The economic impact of the COVID-19 virus will be both enormous and difficult to estimate. To begin with, the entire world is catapulting into recession as governments scramble to contain the pandemic and international trade and travel shrivel. For B.C., this means reduced foreign demand for the goods and services we sell abroad and lower prices for many of our exports.
At the same time, the government’s decision to shutter of much of the consumer-facing services economy – including most retail businesses — is unprecedented. International air travel has essentially halted, delivering a blow to B.C.’s tourism industry just weeks before business normally would be expected to surge. Global supply chains for manufactured and advanced technology products have also been disrupted, hurting many local companies.
Amid the chaos, the Business Council recently modelled how the COVID-19 crisis and the measures being taken to manage it may affect the province’s economy in the months ahead. In doing so, we looked back at B.C.’s experience during the 2009 recession to get some sense of how sharp drops in consumer spending, investment and exports could impact various industries.
Using a bottom-up, industry-by-industry analysis, our base case forecast is that the province’s economy will contract by around 7% in 2020. That is roughly two-and-a-half times greater than the economic decline recorded in 2009. Most of the fall-off in economic activity will be concentrated in the March to June period, but some negative consequences are likely to linger into the summer and fall.
In developing this estimate, we assumed that much of the private sector service economy will remain closed for at least eight weeks. When shuttered businesses re-open, some restrictions likely will continue to apply. Bars, restaurants and other retail outlets may have new social-distancing rules, for example. And international air travel won’t be returning to “normal” for many months, in part because health officials will want to minimize the risk that the virus could be re-introduced to the population by visitors from elsewhere.
Which B.C. industries will suffer most from the toxic combination of a world-wide recession and the aggressive domestic measures being taken to contain the coronavirus?
Hardest hit will be air transportation, accommodation, restaurants and pubs, entertainment and leisure venues, film and television production, and other parts of the retail sector that are no longer operating (such as department, clothing and book stores). B.C.’s important tourism sector stands to be hammered over the next few months. Plenty of pain will also be felt in home-building, real estate, manufacturing, and business and professional services.
The current situation is extraordinary, and governments across the country are acting to shore up the quickly unraveling economy. Most of these efforts involve supporting workers and families experiencing job and income losses. That makes sense. But the plight of businesses cannot be ignored.

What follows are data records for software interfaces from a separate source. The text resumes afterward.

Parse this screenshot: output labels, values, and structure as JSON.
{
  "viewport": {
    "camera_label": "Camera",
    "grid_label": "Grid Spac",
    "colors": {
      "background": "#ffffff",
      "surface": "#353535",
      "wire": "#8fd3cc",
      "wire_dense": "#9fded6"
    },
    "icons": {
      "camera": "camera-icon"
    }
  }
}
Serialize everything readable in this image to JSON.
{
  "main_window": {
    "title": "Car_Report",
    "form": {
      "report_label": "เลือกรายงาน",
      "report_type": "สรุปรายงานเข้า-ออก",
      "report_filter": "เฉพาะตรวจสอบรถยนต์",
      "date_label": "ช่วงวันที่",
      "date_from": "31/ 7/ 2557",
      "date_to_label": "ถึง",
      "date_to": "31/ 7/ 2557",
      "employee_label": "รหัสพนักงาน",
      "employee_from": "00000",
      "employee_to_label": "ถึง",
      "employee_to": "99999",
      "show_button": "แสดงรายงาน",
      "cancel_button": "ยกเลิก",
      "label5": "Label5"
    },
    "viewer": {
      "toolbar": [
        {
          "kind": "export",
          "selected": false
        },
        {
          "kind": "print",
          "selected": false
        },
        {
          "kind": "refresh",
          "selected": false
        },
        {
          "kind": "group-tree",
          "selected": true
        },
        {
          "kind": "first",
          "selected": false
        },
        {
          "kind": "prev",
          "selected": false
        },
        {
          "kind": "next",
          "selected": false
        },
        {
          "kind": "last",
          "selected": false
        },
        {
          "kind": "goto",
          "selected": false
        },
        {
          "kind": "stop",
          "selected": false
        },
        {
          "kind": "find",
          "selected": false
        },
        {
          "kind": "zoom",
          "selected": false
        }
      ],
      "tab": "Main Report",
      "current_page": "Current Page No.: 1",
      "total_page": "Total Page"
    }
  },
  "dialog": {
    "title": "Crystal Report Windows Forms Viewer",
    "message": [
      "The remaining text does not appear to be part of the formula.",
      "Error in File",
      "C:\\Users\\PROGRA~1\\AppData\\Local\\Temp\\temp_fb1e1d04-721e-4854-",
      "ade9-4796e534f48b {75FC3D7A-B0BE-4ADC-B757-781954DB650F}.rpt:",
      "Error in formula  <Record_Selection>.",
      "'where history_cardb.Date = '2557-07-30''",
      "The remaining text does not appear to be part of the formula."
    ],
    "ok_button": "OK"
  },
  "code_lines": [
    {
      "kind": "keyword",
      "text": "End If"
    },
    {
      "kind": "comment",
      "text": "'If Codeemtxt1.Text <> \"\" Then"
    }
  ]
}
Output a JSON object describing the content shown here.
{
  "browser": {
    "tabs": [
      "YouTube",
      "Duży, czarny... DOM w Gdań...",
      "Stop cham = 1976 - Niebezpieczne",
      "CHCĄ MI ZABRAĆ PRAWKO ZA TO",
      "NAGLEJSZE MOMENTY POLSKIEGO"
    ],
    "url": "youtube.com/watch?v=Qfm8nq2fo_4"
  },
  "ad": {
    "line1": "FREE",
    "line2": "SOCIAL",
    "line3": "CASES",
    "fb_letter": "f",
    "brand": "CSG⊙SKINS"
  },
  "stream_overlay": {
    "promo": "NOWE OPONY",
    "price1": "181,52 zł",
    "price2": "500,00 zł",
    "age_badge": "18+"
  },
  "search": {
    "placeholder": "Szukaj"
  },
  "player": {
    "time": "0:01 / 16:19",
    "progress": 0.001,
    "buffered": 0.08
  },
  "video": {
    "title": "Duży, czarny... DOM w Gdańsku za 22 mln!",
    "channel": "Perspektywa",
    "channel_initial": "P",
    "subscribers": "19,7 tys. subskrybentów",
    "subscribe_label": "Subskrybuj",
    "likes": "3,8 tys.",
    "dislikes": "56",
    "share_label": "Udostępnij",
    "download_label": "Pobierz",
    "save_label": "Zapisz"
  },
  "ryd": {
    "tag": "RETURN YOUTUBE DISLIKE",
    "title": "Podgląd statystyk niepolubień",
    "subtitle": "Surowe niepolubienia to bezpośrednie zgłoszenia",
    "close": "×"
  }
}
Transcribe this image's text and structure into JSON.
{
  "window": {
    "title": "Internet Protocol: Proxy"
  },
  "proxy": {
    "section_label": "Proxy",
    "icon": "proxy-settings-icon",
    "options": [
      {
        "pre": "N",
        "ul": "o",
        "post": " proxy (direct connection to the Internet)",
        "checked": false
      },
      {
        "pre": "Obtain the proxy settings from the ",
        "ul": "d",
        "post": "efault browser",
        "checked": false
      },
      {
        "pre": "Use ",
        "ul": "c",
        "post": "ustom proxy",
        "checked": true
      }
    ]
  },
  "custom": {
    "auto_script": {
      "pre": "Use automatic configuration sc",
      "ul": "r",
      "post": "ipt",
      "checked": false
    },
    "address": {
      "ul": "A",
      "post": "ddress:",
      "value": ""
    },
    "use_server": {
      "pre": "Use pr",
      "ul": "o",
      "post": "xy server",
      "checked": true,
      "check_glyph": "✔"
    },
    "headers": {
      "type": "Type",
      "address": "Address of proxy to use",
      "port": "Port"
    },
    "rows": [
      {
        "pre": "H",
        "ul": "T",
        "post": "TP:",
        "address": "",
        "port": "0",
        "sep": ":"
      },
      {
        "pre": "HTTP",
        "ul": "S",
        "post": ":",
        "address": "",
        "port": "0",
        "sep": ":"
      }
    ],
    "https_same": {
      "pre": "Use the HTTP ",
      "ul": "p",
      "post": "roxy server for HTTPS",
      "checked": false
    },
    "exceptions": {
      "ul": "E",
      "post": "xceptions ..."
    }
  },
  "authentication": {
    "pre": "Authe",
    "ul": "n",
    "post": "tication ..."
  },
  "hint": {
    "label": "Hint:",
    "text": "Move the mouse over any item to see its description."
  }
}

If tens of thousands of B.C. companies are rendered insolvent in the face of collapsing revenues, the hard reality is that many furloughed workers won’t have jobs to return to. In addition, widespread business failures may destroy some of the economy’s productive capacity, notably in critical export sectors– with lasting negative implications for our prosperity.
In the past month, the federal and B.C. governments have announced a flurry of initiatives to support business, including a temporary wage subsidy program, tax deferrals, a concessionary lending program for small businesses, and a one-year reduction in B.C.’s school property tax for commercial and industrial businesses. At the same time, the Bank of Canada and federal financial authorities are moving to ensure the ongoing flow of credit to the private sector.
These are all positive steps. But more will be needed if policy-makers want to prevent the disappearance of large numbers of enterprises and the jobs they sustain. Canada should be looking at the bold measures adopted in Germany, Australia and the U.K. to backstop their business sectors – including major exporters — during the COVID-19 episode. The goal should be to enable companies that were commercially viable before the onset of the crisis to “bridge” the next 2-3 months until the worst of the pandemic — hopefully — is behind us.
Jock Finlayson is executive vice president and chief policy officer of the Business Council of British Columbia